**TASK REQUIREMENTS:**
From the first line to the last, repeat the records exactly and skip the pictures.

**Records from a collection:**

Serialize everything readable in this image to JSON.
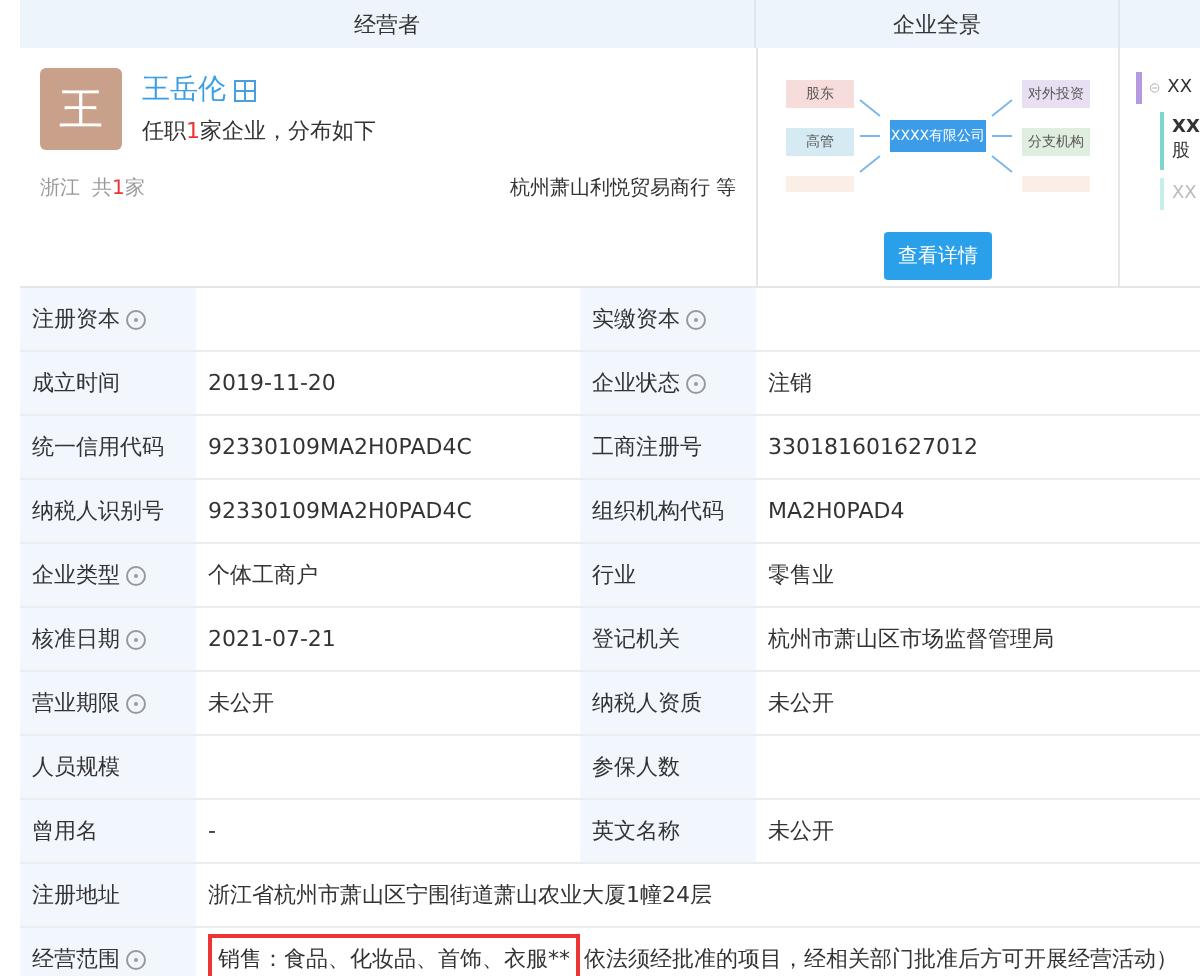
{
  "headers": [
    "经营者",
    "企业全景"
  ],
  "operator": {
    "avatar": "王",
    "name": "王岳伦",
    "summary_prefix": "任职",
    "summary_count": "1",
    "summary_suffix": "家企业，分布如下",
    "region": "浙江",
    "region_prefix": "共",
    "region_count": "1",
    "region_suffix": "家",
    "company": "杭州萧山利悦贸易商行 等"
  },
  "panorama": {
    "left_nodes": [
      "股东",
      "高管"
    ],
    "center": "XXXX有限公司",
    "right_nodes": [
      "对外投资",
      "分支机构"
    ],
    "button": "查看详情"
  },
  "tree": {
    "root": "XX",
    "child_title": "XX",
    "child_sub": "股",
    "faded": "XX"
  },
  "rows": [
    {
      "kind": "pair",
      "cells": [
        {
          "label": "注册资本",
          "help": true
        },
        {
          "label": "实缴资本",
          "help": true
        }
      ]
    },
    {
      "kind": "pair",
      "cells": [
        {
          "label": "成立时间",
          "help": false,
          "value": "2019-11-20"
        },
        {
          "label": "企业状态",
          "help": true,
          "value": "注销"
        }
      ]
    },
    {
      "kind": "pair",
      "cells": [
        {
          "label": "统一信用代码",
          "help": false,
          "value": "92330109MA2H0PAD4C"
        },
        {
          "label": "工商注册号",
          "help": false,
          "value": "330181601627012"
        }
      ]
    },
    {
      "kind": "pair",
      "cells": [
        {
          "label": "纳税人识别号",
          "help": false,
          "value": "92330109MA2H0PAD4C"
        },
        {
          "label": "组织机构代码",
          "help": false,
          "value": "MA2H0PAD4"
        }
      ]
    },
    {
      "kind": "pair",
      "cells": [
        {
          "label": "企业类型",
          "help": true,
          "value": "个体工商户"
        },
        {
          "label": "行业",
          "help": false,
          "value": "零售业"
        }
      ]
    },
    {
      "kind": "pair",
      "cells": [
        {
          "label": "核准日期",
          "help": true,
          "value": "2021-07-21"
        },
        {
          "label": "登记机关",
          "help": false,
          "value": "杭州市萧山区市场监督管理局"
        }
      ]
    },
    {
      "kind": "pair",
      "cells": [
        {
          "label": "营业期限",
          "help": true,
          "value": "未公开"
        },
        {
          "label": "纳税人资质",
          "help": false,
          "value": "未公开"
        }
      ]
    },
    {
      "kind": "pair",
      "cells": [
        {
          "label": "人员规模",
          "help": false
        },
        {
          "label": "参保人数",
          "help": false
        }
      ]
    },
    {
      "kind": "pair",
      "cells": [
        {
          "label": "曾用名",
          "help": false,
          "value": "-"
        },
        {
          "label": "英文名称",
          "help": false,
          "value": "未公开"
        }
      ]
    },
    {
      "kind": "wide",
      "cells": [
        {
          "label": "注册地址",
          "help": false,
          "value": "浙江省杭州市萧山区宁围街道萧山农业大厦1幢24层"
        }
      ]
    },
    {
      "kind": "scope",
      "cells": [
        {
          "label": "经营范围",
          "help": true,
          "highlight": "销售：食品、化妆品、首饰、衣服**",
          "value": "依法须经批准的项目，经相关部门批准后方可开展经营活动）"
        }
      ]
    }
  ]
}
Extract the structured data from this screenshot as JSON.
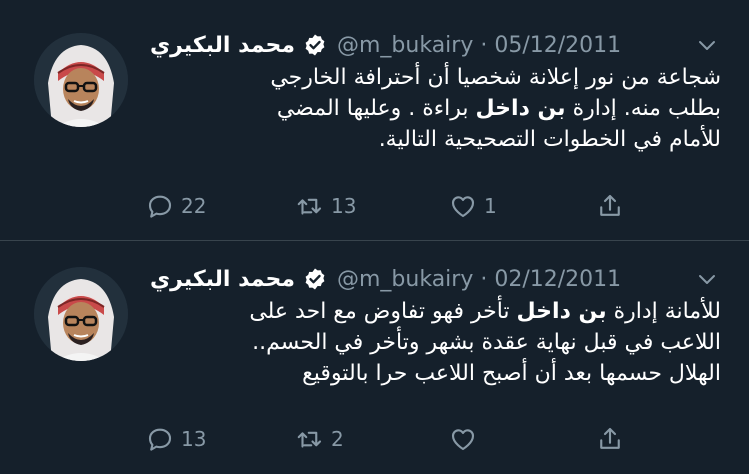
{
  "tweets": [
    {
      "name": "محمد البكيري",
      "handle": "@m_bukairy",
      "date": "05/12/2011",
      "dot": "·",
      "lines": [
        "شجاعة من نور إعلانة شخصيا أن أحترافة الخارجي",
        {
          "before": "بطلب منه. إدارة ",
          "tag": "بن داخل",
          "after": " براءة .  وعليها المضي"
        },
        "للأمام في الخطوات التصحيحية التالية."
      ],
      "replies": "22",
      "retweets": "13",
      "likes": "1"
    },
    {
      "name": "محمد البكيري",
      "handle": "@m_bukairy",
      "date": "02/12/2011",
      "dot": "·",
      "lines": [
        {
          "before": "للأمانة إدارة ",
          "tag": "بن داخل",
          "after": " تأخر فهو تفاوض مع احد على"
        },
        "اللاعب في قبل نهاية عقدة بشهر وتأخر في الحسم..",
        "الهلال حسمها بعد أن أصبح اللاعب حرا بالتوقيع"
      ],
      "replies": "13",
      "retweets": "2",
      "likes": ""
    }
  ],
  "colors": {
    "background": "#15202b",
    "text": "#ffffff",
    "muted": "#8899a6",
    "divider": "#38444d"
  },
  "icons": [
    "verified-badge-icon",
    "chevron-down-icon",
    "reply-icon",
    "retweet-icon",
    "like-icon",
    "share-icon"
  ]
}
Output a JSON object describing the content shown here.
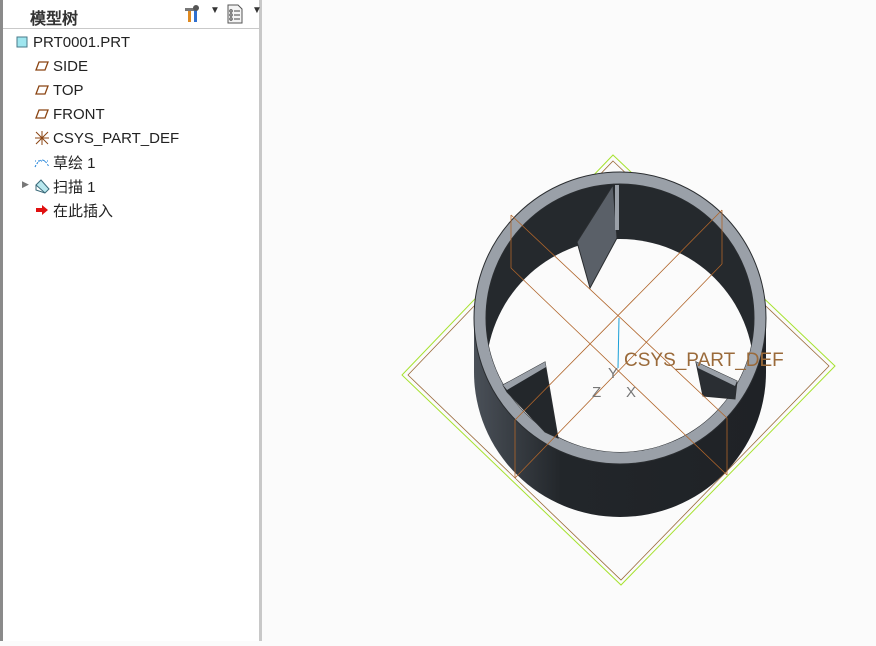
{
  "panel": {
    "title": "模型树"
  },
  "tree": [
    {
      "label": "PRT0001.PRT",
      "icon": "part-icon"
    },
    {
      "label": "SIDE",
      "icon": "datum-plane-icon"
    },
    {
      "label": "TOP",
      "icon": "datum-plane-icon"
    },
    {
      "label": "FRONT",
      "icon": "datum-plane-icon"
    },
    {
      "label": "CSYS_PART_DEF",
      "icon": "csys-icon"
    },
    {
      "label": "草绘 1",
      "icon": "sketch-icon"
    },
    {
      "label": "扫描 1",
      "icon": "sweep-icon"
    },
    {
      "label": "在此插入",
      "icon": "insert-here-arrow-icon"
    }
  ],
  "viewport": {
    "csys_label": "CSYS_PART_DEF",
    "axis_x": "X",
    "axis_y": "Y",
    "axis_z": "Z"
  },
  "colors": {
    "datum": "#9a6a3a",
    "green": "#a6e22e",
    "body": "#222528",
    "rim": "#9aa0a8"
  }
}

**SOLUTION TO THIS TASK:**
Serialize everything readable in this image to JSON.
{
  "headers": [
    "经营者",
    "企业全景"
  ],
  "operator": {
    "avatar": "王",
    "name": "王岳伦",
    "summary_prefix": "任职",
    "summary_count": "1",
    "summary_suffix": "家企业，分布如下",
    "region": "浙江",
    "region_prefix": "共",
    "region_count": "1",
    "region_suffix": "家",
    "company": "杭州萧山利悦贸易商行 等"
  },
  "panorama": {
    "left_nodes": [
      "股东",
      "高管"
    ],
    "center": "XXXX有限公司",
    "right_nodes": [
      "对外投资",
      "分支机构"
    ],
    "button": "查看详情"
  },
  "tree": {
    "root": "XX",
    "child_title": "XX",
    "child_sub": "股",
    "faded": "XX"
  },
  "rows": [
    {
      "kind": "pair",
      "cells": [
        {
          "label": "注册资本",
          "help": true
        },
        {
          "label": "实缴资本",
          "help": true
        }
      ]
    },
    {
      "kind": "pair",
      "cells": [
        {
          "label": "成立时间",
          "help": false,
          "value": "2019-11-20"
        },
        {
          "label": "企业状态",
          "help": true,
          "value": "注销"
        }
      ]
    },
    {
      "kind": "pair",
      "cells": [
        {
          "label": "统一信用代码",
          "help": false,
          "value": "92330109MA2H0PAD4C"
        },
        {
          "label": "工商注册号",
          "help": false,
          "value": "330181601627012"
        }
      ]
    },
    {
      "kind": "pair",
      "cells": [
        {
          "label": "纳税人识别号",
          "help": false,
          "value": "92330109MA2H0PAD4C"
        },
        {
          "label": "组织机构代码",
          "help": false,
          "value": "MA2H0PAD4"
        }
      ]
    },
    {
      "kind": "pair",
      "cells": [
        {
          "label": "企业类型",
          "help": true,
          "value": "个体工商户"
        },
        {
          "label": "行业",
          "help": false,
          "value": "零售业"
        }
      ]
    },
    {
      "kind": "pair",
      "cells": [
        {
          "label": "核准日期",
          "help": true,
          "value": "2021-07-21"
        },
        {
          "label": "登记机关",
          "help": false,
          "value": "杭州市萧山区市场监督管理局"
        }
      ]
    },
    {
      "kind": "pair",
      "cells": [
        {
          "label": "营业期限",
          "help": true,
          "value": "未公开"
        },
        {
          "label": "纳税人资质",
          "help": false,
          "value": "未公开"
        }
      ]
    },
    {
      "kind": "pair",
      "cells": [
        {
          "label": "人员规模",
          "help": false
        },
        {
          "label": "参保人数",
          "help": false
        }
      ]
    },
    {
      "kind": "pair",
      "cells": [
        {
          "label": "曾用名",
          "help": false,
          "value": "-"
        },
        {
          "label": "英文名称",
          "help": false,
          "value": "未公开"
        }
      ]
    },
    {
      "kind": "wide",
      "cells": [
        {
          "label": "注册地址",
          "help": false,
          "value": "浙江省杭州市萧山区宁围街道萧山农业大厦1幢24层"
        }
      ]
    },
    {
      "kind": "scope",
      "cells": [
        {
          "label": "经营范围",
          "help": true,
          "highlight": "销售：食品、化妆品、首饰、衣服**",
          "value": "依法须经批准的项目，经相关部门批准后方可开展经营活动）"
        }
      ]
    }
  ]
}
Extract the structured data from this screenshot as JSON.
{
  "tweets": [
    {
      "name": "محمد البكيري",
      "handle": "@m_bukairy",
      "date": "05/12/2011",
      "dot": "·",
      "lines": [
        "شجاعة من نور إعلانة شخصيا أن أحترافة الخارجي",
        {
          "before": "بطلب منه. إدارة ",
          "tag": "بن داخل",
          "after": " براءة .  وعليها المضي"
        },
        "للأمام في الخطوات التصحيحية التالية."
      ],
      "replies": "22",
      "retweets": "13",
      "likes": "1"
    },
    {
      "name": "محمد البكيري",
      "handle": "@m_bukairy",
      "date": "02/12/2011",
      "dot": "·",
      "lines": [
        {
          "before": "للأمانة إدارة ",
          "tag": "بن داخل",
          "after": " تأخر فهو تفاوض مع احد على"
        },
        "اللاعب في قبل نهاية عقدة بشهر وتأخر في الحسم..",
        "الهلال حسمها بعد أن أصبح اللاعب حرا بالتوقيع"
      ],
      "replies": "13",
      "retweets": "2",
      "likes": ""
    }
  ],
  "colors": {
    "background": "#15202b",
    "text": "#ffffff",
    "muted": "#8899a6",
    "divider": "#38444d"
  },
  "icons": [
    "verified-badge-icon",
    "chevron-down-icon",
    "reply-icon",
    "retweet-icon",
    "like-icon",
    "share-icon"
  ]
}
Output a JSON object describing the content shown here.
{
  "panel": {
    "title": "模型树"
  },
  "tree": [
    {
      "label": "PRT0001.PRT",
      "icon": "part-icon"
    },
    {
      "label": "SIDE",
      "icon": "datum-plane-icon"
    },
    {
      "label": "TOP",
      "icon": "datum-plane-icon"
    },
    {
      "label": "FRONT",
      "icon": "datum-plane-icon"
    },
    {
      "label": "CSYS_PART_DEF",
      "icon": "csys-icon"
    },
    {
      "label": "草绘 1",
      "icon": "sketch-icon"
    },
    {
      "label": "扫描 1",
      "icon": "sweep-icon"
    },
    {
      "label": "在此插入",
      "icon": "insert-here-arrow-icon"
    }
  ],
  "viewport": {
    "csys_label": "CSYS_PART_DEF",
    "axis_x": "X",
    "axis_y": "Y",
    "axis_z": "Z"
  },
  "colors": {
    "datum": "#9a6a3a",
    "green": "#a6e22e",
    "body": "#222528",
    "rim": "#9aa0a8"
  }
}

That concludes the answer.